Pediatric Nurse Practitioner Doctoral Programs

Pursuing a Doctoral Degree as a Pediatric Nurse Practitioner: A Comprehensive Guide

Are you a Pediatric Nurse Practitioner (PNP) considering advancing your education and career by pursuing a doctoral degree? As healthcare continues to evolve, the importance of doctoral education for PNPs has grown significantly. Earning a doctoral degree can help you expand your knowledge, skills, and expertise, ultimately enhancing the quality of care you provide to your young patients.

In this comprehensive guide, we’ll explore the various aspects of nursing doctoral programs for PNPs, including types of programs, admission requirements, curriculum, accreditation, funding, career opportunities, and helpful resources. By the end of this article, you’ll have a clearer understanding of what it takes to pursue a doctoral degree as a PNP and how it can benefit your career and the lives of the children you serve.

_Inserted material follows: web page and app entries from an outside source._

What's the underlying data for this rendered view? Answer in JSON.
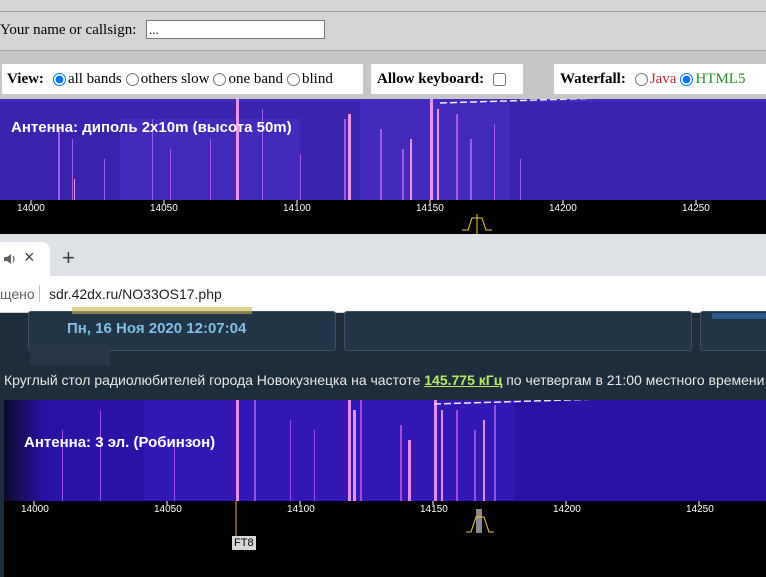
{
  "top_panel": {
    "name_label": "Your name or callsign:",
    "name_value": "...",
    "view_label": "View:",
    "view_options": [
      "all bands",
      "others slow",
      "one band",
      "blind"
    ],
    "view_selected": "all bands",
    "keyboard_label": "Allow keyboard:",
    "waterfall_label": "Waterfall:",
    "waterfall_options": [
      "Java",
      "HTML5"
    ],
    "waterfall_selected": "HTML5"
  },
  "waterfall_top": {
    "antenna": "Антенна: диполь 2x10m (высота 50m)",
    "ticks": [
      "14000",
      "14050",
      "14100",
      "14150",
      "14200",
      "14250"
    ]
  },
  "browser": {
    "close_symbol": "×",
    "new_tab_symbol": "+",
    "security_text": "щено",
    "url": "sdr.42dx.ru/NO33OS17.php"
  },
  "site": {
    "date": "Пн, 16 Ноя 2020 12:07:04",
    "info_prefix": "Круглый стол радиолюбителей города Новокузнецка на частоте ",
    "info_freq": "145.775 кГц",
    "info_suffix": " по четвергам в 21:00 местного времени"
  },
  "waterfall_bottom": {
    "antenna": "Антенна: 3 эл. (Робинзон)",
    "ticks": [
      "14000",
      "14050",
      "14100",
      "14150",
      "14200",
      "14250"
    ],
    "marker": "FT8"
  },
  "colors": {
    "waterfall_bg": "#2a12a6",
    "signal": "#e48cf0",
    "site_bg": "#1e2d3b",
    "link_green": "#b8ea64",
    "date_blue": "#7fbfe8"
  }
}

Types of Nursing Doctoral Programs for PNPs

When it comes to doctoral education for PNPs, there are three main types of programs to consider:

  1. Doctor of Nursing Practice (DNP): The DNP is a practice-focused doctoral degree that emphasizes the application of research findings to improve patient outcomes. By earning a DNP, you’ll be prepared to assume leadership roles, implement evidence-based practices, and evaluate healthcare policies. This degree can enhance your clinical skills, increase your marketability, and position you for advanced practice roles.

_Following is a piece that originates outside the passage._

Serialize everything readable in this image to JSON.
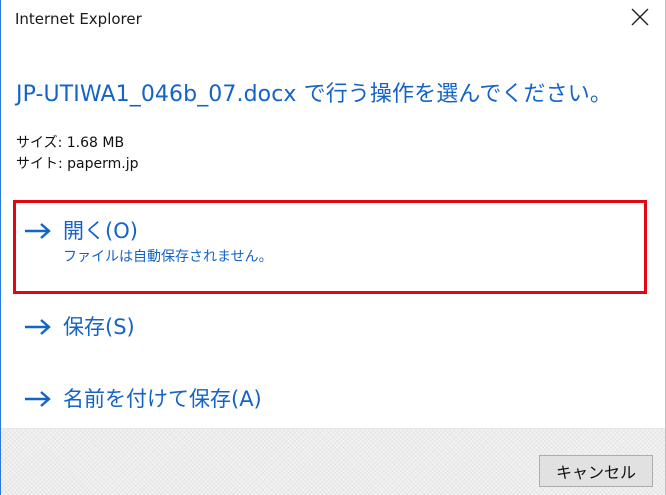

  2. Doctor of Philosophy (PhD) in Nursing: The PhD in Nursing is a research-focused doctoral degree that prepares PNPs to conduct original research, generate new knowledge, and contribute to the advancement of the nursing profession. If you’re interested in a career in academia, research, or policy development, a PhD might be the right choice for you.

  3. Dual DNP/PhD Programs: Some universities offer the opportunity to pursue both practice-focused and research-focused doctoral degrees simultaneously. These dual DNP/PhD programs provide a comprehensive education that combines the clinical expertise of the DNP with the research skills of the PhD, preparing you for leadership roles in various settings.

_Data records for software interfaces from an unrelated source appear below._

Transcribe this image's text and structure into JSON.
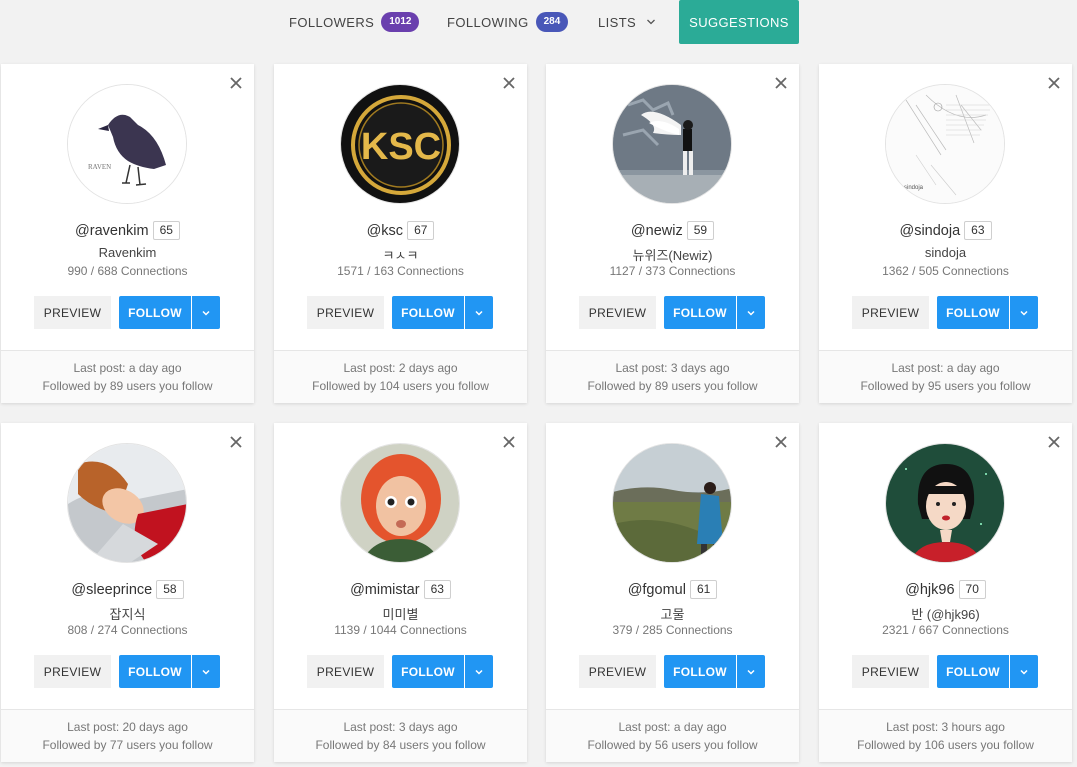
{
  "nav": {
    "followers": {
      "label": "FOLLOWERS",
      "count": "1012"
    },
    "following": {
      "label": "FOLLOWING",
      "count": "284"
    },
    "lists": {
      "label": "LISTS"
    },
    "suggestions": {
      "label": "SUGGESTIONS"
    }
  },
  "colors": {
    "followers_badge": "#6a3fae",
    "following_badge": "#4957b8",
    "suggestions_active": "#2bab97",
    "follow_button": "#2196f3"
  },
  "buttons": {
    "preview": "PREVIEW",
    "follow": "FOLLOW"
  },
  "cards": [
    {
      "handle": "@ravenkim",
      "score": "65",
      "name": "Ravenkim",
      "connections": "990 / 688 Connections",
      "last_post": "Last post: a day ago",
      "followed_by": "Followed by 89 users you follow",
      "avatar": "crow-drawing",
      "avatar_text": "RAVEN"
    },
    {
      "handle": "@ksc",
      "score": "67",
      "name": "ㅋㅅㅋ",
      "connections": "1571 / 163 Connections",
      "last_post": "Last post: 2 days ago",
      "followed_by": "Followed by 104 users you follow",
      "avatar": "ksc-gold-logo",
      "avatar_text": "KSC"
    },
    {
      "handle": "@newiz",
      "score": "59",
      "name": "뉴위즈(Newiz)",
      "connections": "1127 / 373 Connections",
      "last_post": "Last post: 3 days ago",
      "followed_by": "Followed by 89 users you follow",
      "avatar": "angel-wings-photo"
    },
    {
      "handle": "@sindoja",
      "score": "63",
      "name": "sindoja",
      "connections": "1362 / 505 Connections",
      "last_post": "Last post: a day ago",
      "followed_by": "Followed by 95 users you follow",
      "avatar": "sketch-lines",
      "avatar_text": "sindoja"
    },
    {
      "handle": "@sleeprince",
      "score": "58",
      "name": "잡지식",
      "connections": "808 / 274 Connections",
      "last_post": "Last post: 20 days ago",
      "followed_by": "Followed by 77 users you follow",
      "avatar": "sleeping-prince-cartoon"
    },
    {
      "handle": "@mimistar",
      "score": "63",
      "name": "미미별",
      "connections": "1139 / 1044 Connections",
      "last_post": "Last post: 3 days ago",
      "followed_by": "Followed by 84 users you follow",
      "avatar": "red-hair-girl-3d"
    },
    {
      "handle": "@fgomul",
      "score": "61",
      "name": "고물",
      "connections": "379 / 285 Connections",
      "last_post": "Last post: a day ago",
      "followed_by": "Followed by 56 users you follow",
      "avatar": "hiker-landscape-photo"
    },
    {
      "handle": "@hjk96",
      "score": "70",
      "name": "반 (@hjk96)",
      "connections": "2321 / 667 Connections",
      "last_post": "Last post: 3 hours ago",
      "followed_by": "Followed by 106 users you follow",
      "avatar": "bob-hair-girl-illustration"
    }
  ]
}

Admission Requirements and Program Structure

Admission requirements for PNP doctoral programs may vary by institution, but generally include:
– A bachelor’s or master’s degree in nursing from an accredited institution
– Clinical experience as a registered nurse or advanced practice nurse
– Current, unencumbered RN license and PNP certification
– Letters of recommendation and a personal statement outlining your goals and motivation

PNP doctoral programs typically include a combination of core courses, specialization courses, research and dissertation/capstone projects, and clinical practicum experiences. Program length and format vary, with options for full-time, part-time, and online study. Full-time programs usually take 3-4 years to complete, while part-time programs may take 4-6 years.

Accreditation, Funding, and Career Opportunities

When considering a PNP doctoral program, it’s crucial to ensure that the program is accredited by either the Commission on Collegiate Nursing Education (CCNE) or the Accreditation Commission for Education in Nursing (ACEN). Accreditation ensures that the program meets rigorous standards for quality education and prepares graduates for advanced practice roles.

Funding your doctoral education can be a concern, but there are several options available, including scholarships, grants, assistantships, fellowships, employer tuition assistance programs, and student loans. Don’t let the cost deter you from pursuing your dreams!

Earning a doctoral degree opens up a wide range of career opportunities for PNPs, such as:
– Providing high-level care in various clinical settings
– Pursuing careers in research, teaching, and mentoring future nurses
– Assuming leadership roles in healthcare organizations
– Influencing healthcare policies at the local, state, and national levels

Resources and Support for PNP Doctoral Students

Pursuing a doctoral degree while balancing work and personal life can be challenging, but there are numerous resources available to support you in your journey:
– Professional organizations like the National Association of Pediatric Nurse Practitioners (NAPNAP) and the American Association of Nurse Practitioners (AANP)
– Online forums and communities to connect with other PNP students and professionals
– Mentorship programs offered by universities and professional organizations
– Continuing education opportunities, such as conferences, workshops, and webinars

To help you get started, here are a few accredited Pediatric Nurse Practitioner doctoral programs to consider:

  1. University of Pennsylvania – DNP – Pediatric Primary Care Nurse Practitioner
  2. Duke University – DNP – Pediatric Nurse Practitioner – Primary Care
  3. Vanderbilt University – DNP – Pediatric Primary Care Nurse Practitioner

Conclusion

As a Pediatric Nurse Practitioner, pursuing a doctoral degree can be a transformative experience, both personally and professionally. By advancing your education, you’ll be better equipped to provide the highest quality of care to children and families, contribute to the nursing profession, and make a lasting impact on the future of pediatric healthcare.

Remember, embarking on this journey requires dedication, hard work, and a strong support system. But with the right resources, guidance, and determination, you can achieve your goals and make a meaningful difference in the lives of the children you serve. So take the first step today and explore the exciting world of doctoral education for Pediatric Nurse Practitioners!

Online Pediatric Nurse Practitioner Doctoral Programs

Alabama

California

Brandman University

University of San Diego

Florida

University of South Florida

Georgia

Georgia Regents University

Iowa

University of Iowa

Illinois

Rush University

Kentucky

University of Kentucky

Missouri

Sinclair School of Nursing

University of Missouri

University of Missouri-Kansas City

St Louis University

North Carolina

University of North Carolina

Duke University

Nebraska

Creighton University

New Jersey

Seton Hall University

Ohio

University of Toledo

Pennsylvania

University of Pittsburgh

South Carolina

Medical University of South Carolina

South Dakota

South Dakota State University

Tennessee

University of Tennessee Health Science Center

Utah

University of Utah

Wisconsin

Marquette University